» EXERCISE:
Write down each entry again, exactly as it reads.

Element data from apps and pages
------------------------------

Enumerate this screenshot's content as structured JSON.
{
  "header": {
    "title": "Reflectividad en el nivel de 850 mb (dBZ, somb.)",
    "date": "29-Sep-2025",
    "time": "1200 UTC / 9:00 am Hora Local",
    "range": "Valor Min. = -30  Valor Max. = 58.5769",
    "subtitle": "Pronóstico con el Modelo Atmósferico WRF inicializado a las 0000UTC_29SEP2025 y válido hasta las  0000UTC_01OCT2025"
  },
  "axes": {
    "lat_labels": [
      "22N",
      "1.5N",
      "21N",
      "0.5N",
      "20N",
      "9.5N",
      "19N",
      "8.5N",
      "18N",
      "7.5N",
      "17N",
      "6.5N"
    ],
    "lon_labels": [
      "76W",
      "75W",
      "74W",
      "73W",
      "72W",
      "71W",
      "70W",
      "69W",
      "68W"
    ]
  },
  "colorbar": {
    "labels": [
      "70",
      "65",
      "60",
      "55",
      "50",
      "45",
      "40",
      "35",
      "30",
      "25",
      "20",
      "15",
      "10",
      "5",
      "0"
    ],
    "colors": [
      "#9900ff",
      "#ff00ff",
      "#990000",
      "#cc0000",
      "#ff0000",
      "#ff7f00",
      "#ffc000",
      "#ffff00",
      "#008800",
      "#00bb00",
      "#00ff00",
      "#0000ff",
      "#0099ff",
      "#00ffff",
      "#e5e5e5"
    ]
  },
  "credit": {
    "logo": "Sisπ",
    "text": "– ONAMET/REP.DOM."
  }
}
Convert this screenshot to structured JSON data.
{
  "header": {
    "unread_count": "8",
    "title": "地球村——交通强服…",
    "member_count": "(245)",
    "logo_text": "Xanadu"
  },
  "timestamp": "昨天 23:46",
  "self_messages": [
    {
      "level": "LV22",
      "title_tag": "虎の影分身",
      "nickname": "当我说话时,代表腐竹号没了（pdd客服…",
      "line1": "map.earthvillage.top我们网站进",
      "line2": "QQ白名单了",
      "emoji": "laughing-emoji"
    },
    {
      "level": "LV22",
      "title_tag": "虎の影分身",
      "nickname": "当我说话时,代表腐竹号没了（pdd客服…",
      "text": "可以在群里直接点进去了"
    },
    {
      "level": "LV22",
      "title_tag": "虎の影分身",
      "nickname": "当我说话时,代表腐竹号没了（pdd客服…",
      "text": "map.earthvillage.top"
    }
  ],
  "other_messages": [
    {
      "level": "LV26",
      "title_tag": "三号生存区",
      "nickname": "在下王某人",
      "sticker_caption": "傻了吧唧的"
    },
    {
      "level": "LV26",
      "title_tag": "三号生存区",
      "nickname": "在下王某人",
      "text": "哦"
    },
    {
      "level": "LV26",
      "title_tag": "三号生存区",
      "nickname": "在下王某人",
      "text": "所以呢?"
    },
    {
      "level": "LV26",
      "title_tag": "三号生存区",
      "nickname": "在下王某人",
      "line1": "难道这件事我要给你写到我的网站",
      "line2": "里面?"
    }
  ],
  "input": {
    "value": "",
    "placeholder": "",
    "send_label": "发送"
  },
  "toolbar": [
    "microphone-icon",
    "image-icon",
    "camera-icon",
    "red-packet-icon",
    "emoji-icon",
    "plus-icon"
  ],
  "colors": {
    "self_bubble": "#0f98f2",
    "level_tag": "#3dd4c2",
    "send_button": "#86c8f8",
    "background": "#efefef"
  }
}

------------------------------

» RESPONSE FOR THIS EXERCISE:
Enumerate this screenshot's content as structured JSON.
{
  "header": {
    "title": "Reflectividad en el nivel de 850 mb (dBZ, somb.)",
    "date": "29-Sep-2025",
    "time": "1200 UTC / 9:00 am Hora Local",
    "range": "Valor Min. = -30  Valor Max. = 58.5769",
    "subtitle": "Pronóstico con el Modelo Atmósferico WRF inicializado a las 0000UTC_29SEP2025 y válido hasta las  0000UTC_01OCT2025"
  },
  "axes": {
    "lat_labels": [
      "22N",
      "1.5N",
      "21N",
      "0.5N",
      "20N",
      "9.5N",
      "19N",
      "8.5N",
      "18N",
      "7.5N",
      "17N",
      "6.5N"
    ],
    "lon_labels": [
      "76W",
      "75W",
      "74W",
      "73W",
      "72W",
      "71W",
      "70W",
      "69W",
      "68W"
    ]
  },
  "colorbar": {
    "labels": [
      "70",
      "65",
      "60",
      "55",
      "50",
      "45",
      "40",
      "35",
      "30",
      "25",
      "20",
      "15",
      "10",
      "5",
      "0"
    ],
    "colors": [
      "#9900ff",
      "#ff00ff",
      "#990000",
      "#cc0000",
      "#ff0000",
      "#ff7f00",
      "#ffc000",
      "#ffff00",
      "#008800",
      "#00bb00",
      "#00ff00",
      "#0000ff",
      "#0099ff",
      "#00ffff",
      "#e5e5e5"
    ]
  },
  "credit": {
    "logo": "Sisπ",
    "text": "– ONAMET/REP.DOM."
  }
}
Convert this screenshot to structured JSON data.
{
  "header": {
    "unread_count": "8",
    "title": "地球村——交通强服…",
    "member_count": "(245)",
    "logo_text": "Xanadu"
  },
  "timestamp": "昨天 23:46",
  "self_messages": [
    {
      "level": "LV22",
      "title_tag": "虎の影分身",
      "nickname": "当我说话时,代表腐竹号没了（pdd客服…",
      "line1": "map.earthvillage.top我们网站进",
      "line2": "QQ白名单了",
      "emoji": "laughing-emoji"
    },
    {
      "level": "LV22",
      "title_tag": "虎の影分身",
      "nickname": "当我说话时,代表腐竹号没了（pdd客服…",
      "text": "可以在群里直接点进去了"
    },
    {
      "level": "LV22",
      "title_tag": "虎の影分身",
      "nickname": "当我说话时,代表腐竹号没了（pdd客服…",
      "text": "map.earthvillage.top"
    }
  ],
  "other_messages": [
    {
      "level": "LV26",
      "title_tag": "三号生存区",
      "nickname": "在下王某人",
      "sticker_caption": "傻了吧唧的"
    },
    {
      "level": "LV26",
      "title_tag": "三号生存区",
      "nickname": "在下王某人",
      "text": "哦"
    },
    {
      "level": "LV26",
      "title_tag": "三号生存区",
      "nickname": "在下王某人",
      "text": "所以呢?"
    },
    {
      "level": "LV26",
      "title_tag": "三号生存区",
      "nickname": "在下王某人",
      "line1": "难道这件事我要给你写到我的网站",
      "line2": "里面?"
    }
  ],
  "input": {
    "value": "",
    "placeholder": "",
    "send_label": "发送"
  },
  "toolbar": [
    "microphone-icon",
    "image-icon",
    "camera-icon",
    "red-packet-icon",
    "emoji-icon",
    "plus-icon"
  ],
  "colors": {
    "self_bubble": "#0f98f2",
    "level_tag": "#3dd4c2",
    "send_button": "#86c8f8",
    "background": "#efefef"
  }
}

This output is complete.